Exact copy, pictures excluded: print the lines from the one with "Convert this screenshot" through the final line of the records.

(Data supplied)

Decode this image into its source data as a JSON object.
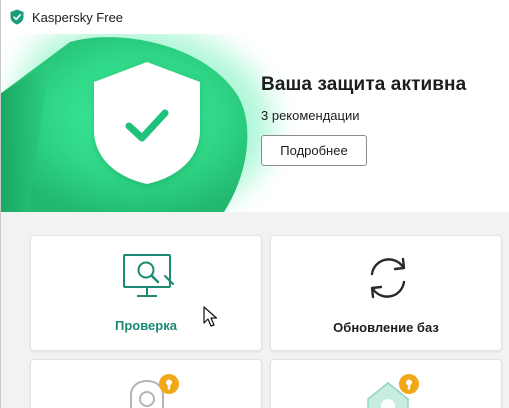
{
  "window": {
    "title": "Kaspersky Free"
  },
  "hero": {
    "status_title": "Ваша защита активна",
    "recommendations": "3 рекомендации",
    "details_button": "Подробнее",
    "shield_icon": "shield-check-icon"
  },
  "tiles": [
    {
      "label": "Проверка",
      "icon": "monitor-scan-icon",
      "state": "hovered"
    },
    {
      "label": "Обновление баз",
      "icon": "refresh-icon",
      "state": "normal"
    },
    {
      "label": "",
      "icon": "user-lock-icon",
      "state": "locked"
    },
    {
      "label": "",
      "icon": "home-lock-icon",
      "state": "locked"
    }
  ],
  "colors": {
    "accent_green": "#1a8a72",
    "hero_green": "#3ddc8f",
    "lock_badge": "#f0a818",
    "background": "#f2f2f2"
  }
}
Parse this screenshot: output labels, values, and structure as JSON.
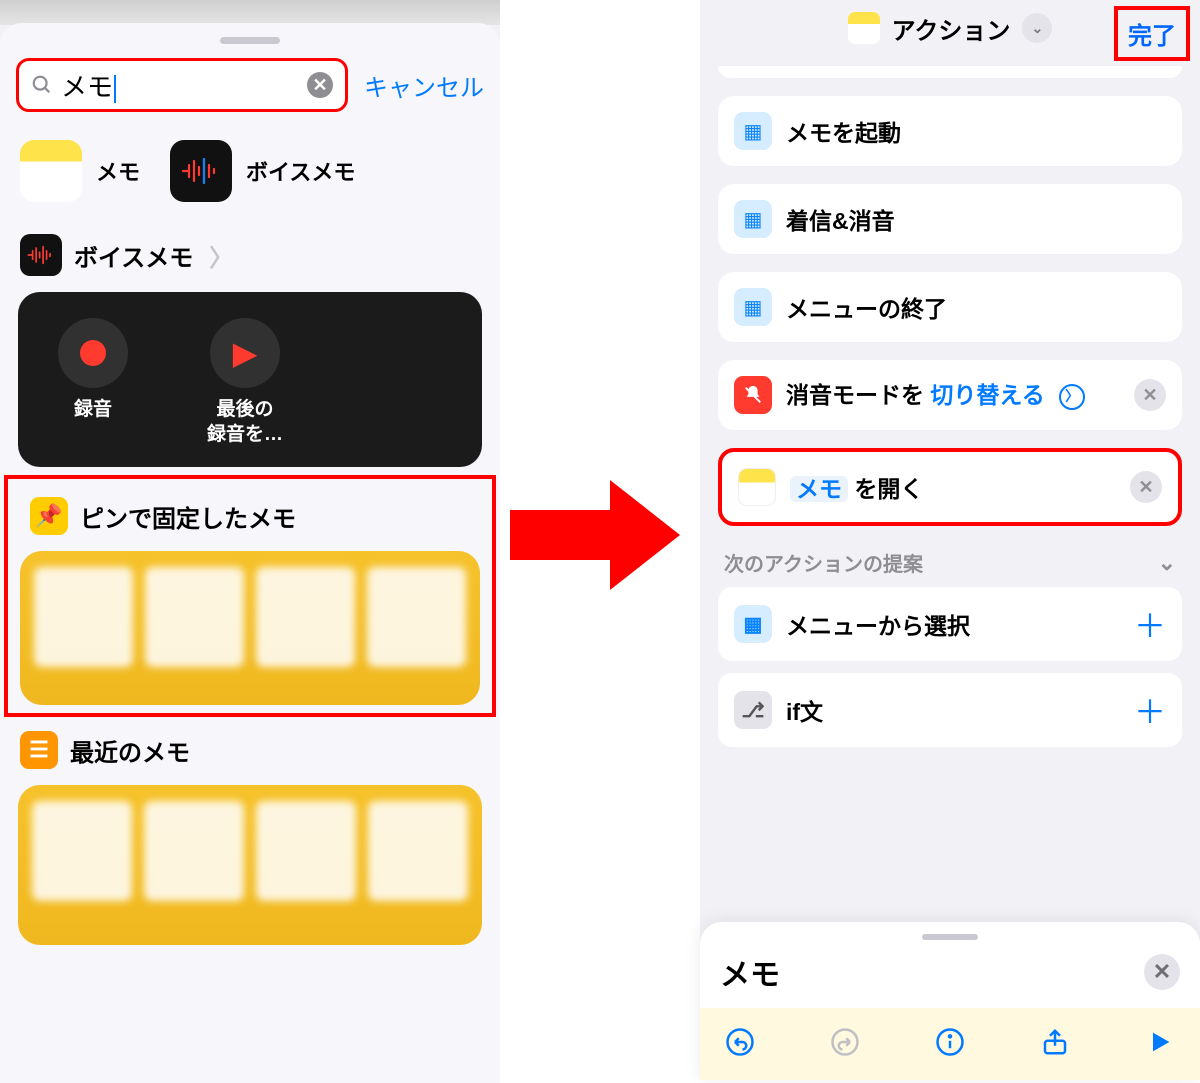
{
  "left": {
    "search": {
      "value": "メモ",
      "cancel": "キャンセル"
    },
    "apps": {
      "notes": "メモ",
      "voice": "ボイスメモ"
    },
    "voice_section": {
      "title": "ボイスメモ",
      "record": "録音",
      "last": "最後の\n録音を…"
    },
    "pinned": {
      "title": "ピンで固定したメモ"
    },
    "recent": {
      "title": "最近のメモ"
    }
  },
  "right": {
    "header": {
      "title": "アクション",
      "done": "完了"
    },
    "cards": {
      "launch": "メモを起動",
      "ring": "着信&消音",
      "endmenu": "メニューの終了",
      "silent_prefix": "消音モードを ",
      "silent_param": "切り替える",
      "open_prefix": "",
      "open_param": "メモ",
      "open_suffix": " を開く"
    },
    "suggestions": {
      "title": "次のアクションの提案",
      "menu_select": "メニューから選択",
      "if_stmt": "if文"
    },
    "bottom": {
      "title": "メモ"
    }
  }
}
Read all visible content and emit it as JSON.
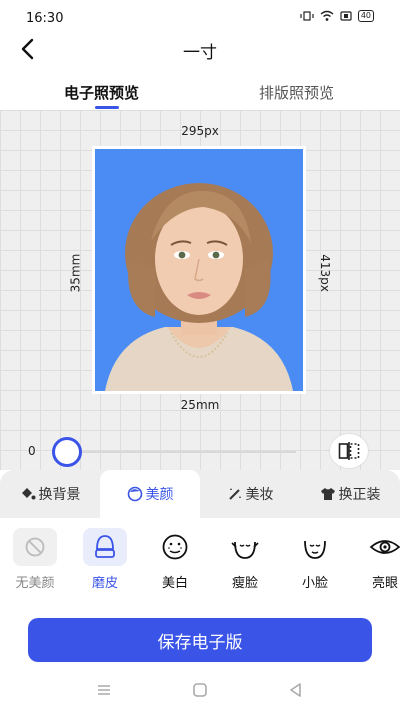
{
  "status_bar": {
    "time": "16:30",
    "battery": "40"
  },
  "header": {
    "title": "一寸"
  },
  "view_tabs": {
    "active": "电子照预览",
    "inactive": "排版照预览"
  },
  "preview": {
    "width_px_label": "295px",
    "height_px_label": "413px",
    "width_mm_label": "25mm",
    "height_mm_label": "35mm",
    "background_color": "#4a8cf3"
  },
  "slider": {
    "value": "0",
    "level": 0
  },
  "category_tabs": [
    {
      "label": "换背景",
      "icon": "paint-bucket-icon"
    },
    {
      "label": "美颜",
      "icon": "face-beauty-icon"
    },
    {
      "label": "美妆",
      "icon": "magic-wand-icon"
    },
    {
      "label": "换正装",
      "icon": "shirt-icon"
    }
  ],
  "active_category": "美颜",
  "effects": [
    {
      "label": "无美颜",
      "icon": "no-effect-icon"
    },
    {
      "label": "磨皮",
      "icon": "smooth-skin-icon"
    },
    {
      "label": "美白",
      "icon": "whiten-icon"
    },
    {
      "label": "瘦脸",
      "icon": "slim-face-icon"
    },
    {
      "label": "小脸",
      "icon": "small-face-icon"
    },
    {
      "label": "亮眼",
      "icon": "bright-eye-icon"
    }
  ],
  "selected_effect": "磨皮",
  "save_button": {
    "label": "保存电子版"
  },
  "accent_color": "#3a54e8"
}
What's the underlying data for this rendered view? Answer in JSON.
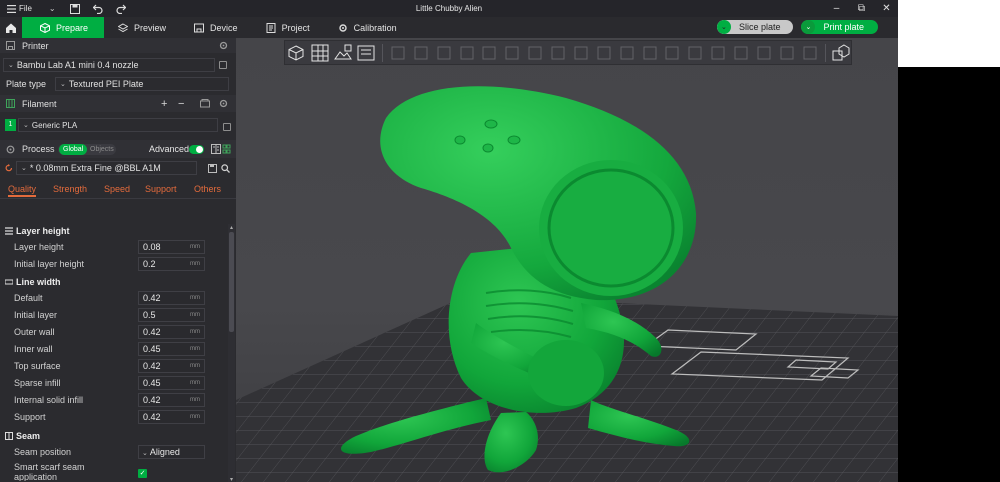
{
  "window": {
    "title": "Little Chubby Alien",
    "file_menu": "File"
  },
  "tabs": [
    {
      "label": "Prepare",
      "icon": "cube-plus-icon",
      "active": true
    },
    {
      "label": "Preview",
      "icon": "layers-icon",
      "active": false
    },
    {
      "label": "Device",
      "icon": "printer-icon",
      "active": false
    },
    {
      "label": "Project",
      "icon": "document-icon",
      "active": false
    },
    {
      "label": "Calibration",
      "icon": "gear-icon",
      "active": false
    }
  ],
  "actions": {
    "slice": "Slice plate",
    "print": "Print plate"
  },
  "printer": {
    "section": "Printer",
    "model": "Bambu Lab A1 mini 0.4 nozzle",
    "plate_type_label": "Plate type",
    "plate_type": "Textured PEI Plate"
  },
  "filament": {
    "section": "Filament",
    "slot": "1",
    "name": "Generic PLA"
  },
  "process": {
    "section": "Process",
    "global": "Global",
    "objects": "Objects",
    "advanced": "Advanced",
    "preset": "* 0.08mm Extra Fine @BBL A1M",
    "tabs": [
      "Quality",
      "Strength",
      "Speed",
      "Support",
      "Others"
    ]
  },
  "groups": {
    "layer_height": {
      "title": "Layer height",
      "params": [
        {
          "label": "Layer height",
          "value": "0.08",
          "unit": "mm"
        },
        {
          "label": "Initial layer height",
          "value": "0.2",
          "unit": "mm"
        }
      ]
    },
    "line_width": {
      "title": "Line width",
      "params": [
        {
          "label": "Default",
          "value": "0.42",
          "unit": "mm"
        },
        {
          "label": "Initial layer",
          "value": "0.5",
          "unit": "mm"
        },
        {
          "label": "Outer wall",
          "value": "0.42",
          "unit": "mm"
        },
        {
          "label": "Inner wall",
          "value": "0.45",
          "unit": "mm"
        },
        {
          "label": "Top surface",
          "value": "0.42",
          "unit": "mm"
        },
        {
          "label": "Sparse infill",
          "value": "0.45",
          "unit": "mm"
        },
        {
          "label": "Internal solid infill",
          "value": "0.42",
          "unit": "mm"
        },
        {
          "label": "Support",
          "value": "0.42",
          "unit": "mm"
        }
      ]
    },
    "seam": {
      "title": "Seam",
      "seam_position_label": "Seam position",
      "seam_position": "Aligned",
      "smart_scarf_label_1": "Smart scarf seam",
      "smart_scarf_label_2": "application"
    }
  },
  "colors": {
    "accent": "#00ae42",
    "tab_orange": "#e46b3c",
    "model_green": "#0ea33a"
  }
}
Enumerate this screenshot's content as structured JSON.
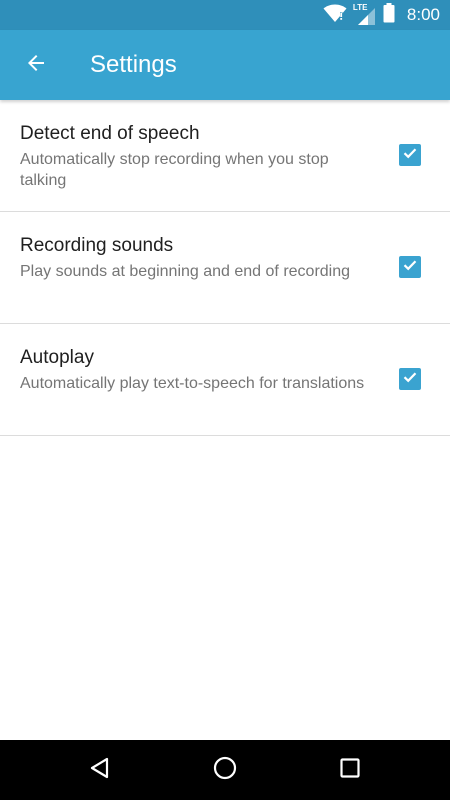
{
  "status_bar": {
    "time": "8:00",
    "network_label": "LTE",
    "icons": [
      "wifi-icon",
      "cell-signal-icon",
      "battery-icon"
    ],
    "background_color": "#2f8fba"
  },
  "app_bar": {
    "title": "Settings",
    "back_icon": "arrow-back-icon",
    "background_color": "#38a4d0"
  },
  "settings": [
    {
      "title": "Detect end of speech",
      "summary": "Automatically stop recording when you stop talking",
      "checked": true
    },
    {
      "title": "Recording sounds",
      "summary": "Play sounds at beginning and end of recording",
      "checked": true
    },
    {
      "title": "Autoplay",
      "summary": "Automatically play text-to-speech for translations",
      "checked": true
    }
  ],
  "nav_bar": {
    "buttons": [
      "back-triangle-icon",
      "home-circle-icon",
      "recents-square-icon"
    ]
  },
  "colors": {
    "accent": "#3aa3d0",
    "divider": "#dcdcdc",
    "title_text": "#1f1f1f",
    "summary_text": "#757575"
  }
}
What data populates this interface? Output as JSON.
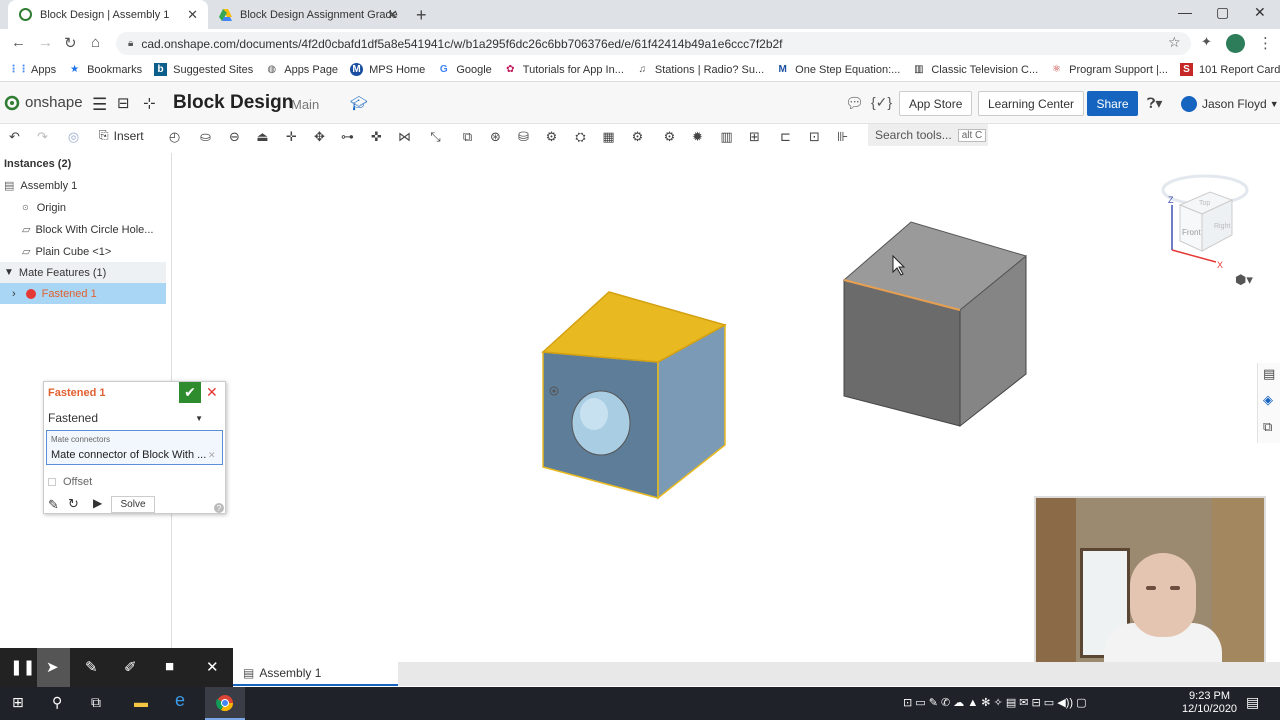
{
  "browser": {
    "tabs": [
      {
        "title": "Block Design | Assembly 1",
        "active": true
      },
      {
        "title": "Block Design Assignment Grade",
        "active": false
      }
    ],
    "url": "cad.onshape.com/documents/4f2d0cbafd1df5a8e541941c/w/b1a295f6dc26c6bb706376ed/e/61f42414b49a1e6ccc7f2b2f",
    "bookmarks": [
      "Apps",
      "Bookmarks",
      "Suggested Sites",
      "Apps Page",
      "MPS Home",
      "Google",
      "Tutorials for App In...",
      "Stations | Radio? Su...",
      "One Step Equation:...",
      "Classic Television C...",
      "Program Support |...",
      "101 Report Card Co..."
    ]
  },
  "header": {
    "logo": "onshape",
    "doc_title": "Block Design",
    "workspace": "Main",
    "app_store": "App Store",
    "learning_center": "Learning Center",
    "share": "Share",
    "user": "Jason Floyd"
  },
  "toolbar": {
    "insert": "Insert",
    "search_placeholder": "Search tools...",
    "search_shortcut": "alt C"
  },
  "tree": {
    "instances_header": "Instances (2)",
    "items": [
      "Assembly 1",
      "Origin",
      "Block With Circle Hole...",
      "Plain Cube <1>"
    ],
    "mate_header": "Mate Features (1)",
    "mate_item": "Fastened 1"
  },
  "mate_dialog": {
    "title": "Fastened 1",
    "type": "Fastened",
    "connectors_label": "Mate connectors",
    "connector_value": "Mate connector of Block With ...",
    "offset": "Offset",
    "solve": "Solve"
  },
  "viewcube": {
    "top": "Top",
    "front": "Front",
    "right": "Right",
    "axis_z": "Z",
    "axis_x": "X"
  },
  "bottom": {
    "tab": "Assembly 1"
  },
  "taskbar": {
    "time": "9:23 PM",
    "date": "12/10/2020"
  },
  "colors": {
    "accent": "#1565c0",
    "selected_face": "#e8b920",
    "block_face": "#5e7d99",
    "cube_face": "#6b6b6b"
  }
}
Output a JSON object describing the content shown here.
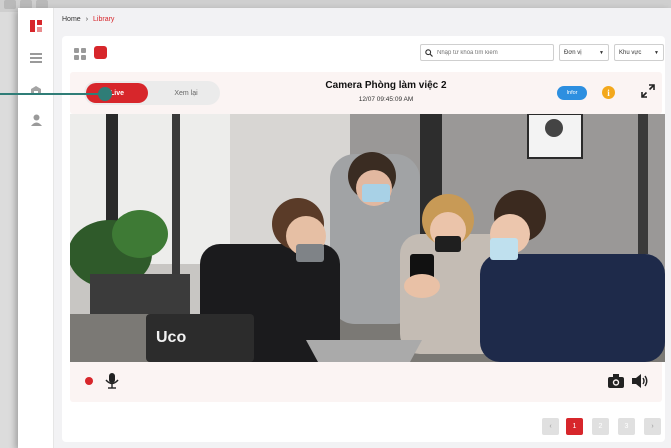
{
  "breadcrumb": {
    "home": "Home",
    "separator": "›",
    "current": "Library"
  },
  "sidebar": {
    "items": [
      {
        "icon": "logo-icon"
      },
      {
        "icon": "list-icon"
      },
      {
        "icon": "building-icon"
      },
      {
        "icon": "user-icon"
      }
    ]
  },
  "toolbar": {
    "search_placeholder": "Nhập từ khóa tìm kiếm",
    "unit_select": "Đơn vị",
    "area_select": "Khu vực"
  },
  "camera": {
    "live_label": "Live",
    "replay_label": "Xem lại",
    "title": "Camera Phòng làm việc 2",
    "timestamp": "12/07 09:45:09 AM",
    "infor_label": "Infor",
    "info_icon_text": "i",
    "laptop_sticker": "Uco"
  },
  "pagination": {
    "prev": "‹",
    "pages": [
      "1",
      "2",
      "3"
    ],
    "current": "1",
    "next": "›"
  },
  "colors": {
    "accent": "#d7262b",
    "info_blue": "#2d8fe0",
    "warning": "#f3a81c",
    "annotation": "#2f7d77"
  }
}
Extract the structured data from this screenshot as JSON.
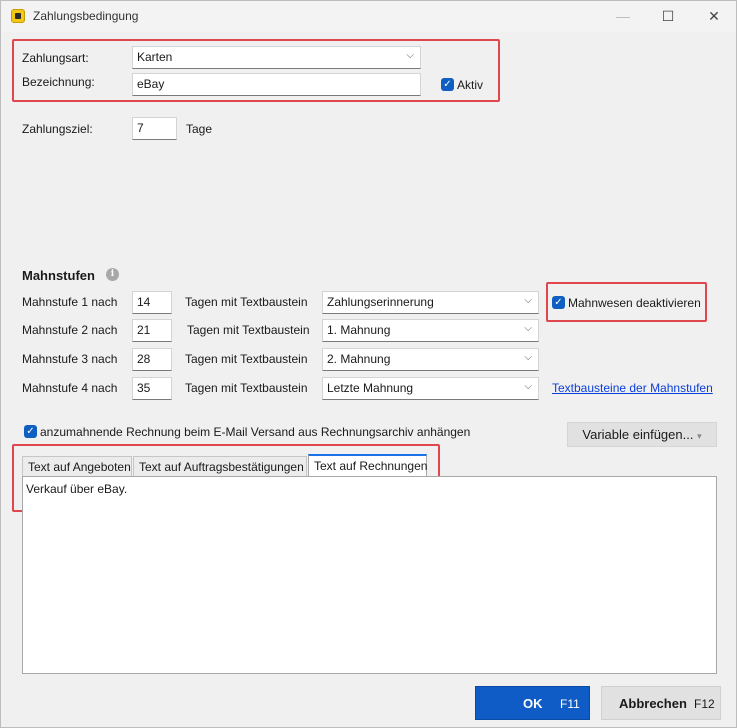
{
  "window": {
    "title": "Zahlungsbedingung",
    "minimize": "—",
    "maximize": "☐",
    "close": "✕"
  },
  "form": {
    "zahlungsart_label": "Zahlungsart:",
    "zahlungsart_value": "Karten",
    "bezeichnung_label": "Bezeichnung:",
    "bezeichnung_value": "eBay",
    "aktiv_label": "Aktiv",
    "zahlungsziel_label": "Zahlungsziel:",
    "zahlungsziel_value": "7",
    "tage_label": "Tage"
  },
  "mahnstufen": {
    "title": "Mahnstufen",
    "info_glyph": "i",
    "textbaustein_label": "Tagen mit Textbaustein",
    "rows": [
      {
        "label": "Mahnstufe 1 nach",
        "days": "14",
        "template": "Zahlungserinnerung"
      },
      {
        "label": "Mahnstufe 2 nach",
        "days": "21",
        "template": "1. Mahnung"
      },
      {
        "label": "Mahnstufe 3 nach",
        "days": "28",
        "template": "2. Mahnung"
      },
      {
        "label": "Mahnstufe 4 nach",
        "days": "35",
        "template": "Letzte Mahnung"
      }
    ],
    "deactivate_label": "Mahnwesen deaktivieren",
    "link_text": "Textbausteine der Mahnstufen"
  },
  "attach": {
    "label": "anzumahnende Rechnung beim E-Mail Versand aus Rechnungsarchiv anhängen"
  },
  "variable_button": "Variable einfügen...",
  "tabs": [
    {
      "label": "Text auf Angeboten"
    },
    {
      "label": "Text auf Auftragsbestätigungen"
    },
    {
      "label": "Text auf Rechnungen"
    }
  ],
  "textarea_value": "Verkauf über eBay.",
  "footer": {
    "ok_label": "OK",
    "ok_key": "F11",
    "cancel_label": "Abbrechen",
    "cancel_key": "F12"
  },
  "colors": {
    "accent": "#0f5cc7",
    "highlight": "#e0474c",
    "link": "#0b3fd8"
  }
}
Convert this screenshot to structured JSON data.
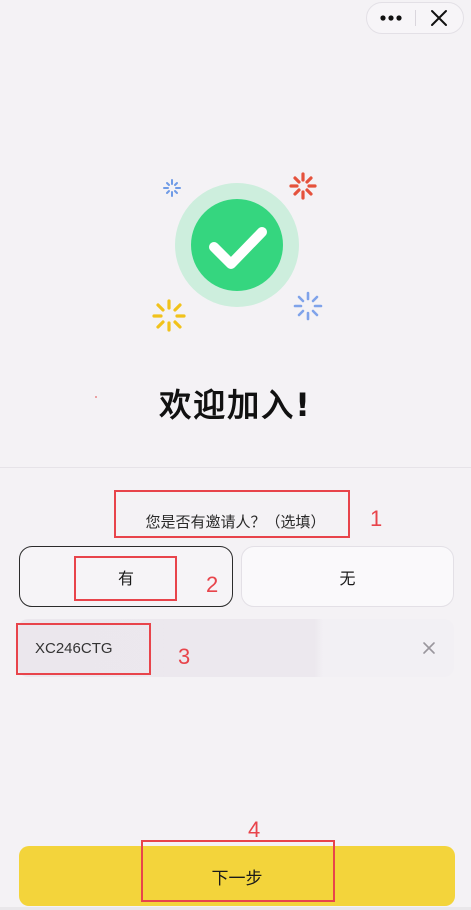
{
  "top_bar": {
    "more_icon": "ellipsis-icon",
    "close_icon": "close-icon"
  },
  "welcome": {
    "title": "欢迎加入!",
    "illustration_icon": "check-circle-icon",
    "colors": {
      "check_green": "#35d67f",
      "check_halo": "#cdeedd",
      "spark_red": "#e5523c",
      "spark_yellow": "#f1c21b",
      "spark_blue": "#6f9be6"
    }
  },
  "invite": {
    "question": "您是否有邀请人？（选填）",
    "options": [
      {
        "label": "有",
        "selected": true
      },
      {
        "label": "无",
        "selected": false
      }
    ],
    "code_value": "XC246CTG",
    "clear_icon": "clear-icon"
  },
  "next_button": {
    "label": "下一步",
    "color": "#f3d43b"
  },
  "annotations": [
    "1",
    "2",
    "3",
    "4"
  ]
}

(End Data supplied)

_Result of the task_.
Convert this screenshot to structured JSON data.
{
  "top_bar": {
    "more_icon": "ellipsis-icon",
    "close_icon": "close-icon"
  },
  "welcome": {
    "title": "欢迎加入!",
    "illustration_icon": "check-circle-icon",
    "colors": {
      "check_green": "#35d67f",
      "check_halo": "#cdeedd",
      "spark_red": "#e5523c",
      "spark_yellow": "#f1c21b",
      "spark_blue": "#6f9be6"
    }
  },
  "invite": {
    "question": "您是否有邀请人？（选填）",
    "options": [
      {
        "label": "有",
        "selected": true
      },
      {
        "label": "无",
        "selected": false
      }
    ],
    "code_value": "XC246CTG",
    "clear_icon": "clear-icon"
  },
  "next_button": {
    "label": "下一步",
    "color": "#f3d43b"
  },
  "annotations": [
    "1",
    "2",
    "3",
    "4"
  ]
}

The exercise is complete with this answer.